--- The data Enclosed Below ---
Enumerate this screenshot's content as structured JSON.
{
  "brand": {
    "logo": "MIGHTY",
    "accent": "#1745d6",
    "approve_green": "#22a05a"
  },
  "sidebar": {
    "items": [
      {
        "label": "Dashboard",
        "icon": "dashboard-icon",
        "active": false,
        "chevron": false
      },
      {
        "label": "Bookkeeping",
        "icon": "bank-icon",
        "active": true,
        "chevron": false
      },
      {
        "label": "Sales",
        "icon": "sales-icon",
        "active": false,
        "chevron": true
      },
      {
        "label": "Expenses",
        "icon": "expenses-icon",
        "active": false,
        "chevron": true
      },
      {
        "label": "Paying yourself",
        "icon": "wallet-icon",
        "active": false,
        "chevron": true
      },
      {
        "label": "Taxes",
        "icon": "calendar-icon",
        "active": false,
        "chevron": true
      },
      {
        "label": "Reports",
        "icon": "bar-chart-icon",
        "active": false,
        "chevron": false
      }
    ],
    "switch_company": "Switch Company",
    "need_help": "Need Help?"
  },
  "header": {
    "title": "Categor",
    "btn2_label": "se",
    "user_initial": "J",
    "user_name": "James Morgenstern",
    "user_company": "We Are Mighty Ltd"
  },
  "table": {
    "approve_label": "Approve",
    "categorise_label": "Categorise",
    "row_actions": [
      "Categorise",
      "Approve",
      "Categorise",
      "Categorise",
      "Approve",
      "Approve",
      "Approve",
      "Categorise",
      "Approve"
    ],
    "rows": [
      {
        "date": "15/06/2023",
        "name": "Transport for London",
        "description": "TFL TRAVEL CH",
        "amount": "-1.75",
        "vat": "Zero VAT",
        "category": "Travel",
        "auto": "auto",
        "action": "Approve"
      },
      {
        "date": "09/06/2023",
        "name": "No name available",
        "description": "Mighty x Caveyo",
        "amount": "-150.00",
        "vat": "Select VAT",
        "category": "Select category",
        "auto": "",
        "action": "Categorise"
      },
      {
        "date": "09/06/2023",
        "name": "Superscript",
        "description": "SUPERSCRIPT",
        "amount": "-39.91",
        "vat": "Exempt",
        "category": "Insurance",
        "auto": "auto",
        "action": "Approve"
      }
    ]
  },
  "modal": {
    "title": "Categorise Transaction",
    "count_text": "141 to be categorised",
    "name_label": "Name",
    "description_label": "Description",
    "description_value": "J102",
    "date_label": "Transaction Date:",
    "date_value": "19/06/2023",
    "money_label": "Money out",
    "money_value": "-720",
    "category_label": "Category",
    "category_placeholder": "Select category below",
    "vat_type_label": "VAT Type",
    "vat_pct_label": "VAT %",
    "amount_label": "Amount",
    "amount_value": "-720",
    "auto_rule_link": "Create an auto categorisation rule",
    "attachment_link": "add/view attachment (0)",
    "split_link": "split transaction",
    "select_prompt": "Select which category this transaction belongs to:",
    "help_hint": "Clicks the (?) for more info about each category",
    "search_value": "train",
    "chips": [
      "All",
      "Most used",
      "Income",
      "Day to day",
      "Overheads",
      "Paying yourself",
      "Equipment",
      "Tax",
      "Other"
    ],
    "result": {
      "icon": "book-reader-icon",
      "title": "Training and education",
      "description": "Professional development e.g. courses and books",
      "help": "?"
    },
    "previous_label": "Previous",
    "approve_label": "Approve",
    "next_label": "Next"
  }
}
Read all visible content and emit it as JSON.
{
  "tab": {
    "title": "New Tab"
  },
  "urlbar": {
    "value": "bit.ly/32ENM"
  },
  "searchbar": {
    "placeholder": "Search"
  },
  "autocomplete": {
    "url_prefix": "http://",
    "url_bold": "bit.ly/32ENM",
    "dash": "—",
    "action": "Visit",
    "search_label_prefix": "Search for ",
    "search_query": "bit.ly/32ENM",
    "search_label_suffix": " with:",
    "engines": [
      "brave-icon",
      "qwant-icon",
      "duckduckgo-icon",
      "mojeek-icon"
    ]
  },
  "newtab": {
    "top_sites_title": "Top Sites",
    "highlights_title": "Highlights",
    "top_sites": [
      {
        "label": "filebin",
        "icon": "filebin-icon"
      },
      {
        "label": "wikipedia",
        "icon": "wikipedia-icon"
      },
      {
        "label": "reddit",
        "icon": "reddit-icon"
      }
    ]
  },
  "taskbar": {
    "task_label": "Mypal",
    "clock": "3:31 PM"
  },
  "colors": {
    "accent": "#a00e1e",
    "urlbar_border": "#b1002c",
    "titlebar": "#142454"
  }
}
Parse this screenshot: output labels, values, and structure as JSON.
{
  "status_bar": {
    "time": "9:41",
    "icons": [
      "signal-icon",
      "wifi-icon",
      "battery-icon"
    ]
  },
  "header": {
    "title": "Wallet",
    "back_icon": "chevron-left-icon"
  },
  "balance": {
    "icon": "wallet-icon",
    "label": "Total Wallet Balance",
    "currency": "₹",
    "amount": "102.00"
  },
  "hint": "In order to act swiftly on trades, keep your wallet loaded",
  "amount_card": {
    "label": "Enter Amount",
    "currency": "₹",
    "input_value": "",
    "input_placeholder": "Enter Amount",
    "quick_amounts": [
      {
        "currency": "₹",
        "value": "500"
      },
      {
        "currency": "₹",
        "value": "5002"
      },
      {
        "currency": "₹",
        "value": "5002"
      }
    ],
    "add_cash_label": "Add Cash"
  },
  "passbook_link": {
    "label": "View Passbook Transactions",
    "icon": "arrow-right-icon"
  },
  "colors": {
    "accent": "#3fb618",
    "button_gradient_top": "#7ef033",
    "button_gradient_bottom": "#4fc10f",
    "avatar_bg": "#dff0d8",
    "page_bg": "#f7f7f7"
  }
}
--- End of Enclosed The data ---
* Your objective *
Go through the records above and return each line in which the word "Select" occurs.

* Task solution *
        "vat": "Select VAT",
        "category": "Select category",
    "category_placeholder": "Select category below",
    "select_prompt": "Select which category this transaction belongs to:",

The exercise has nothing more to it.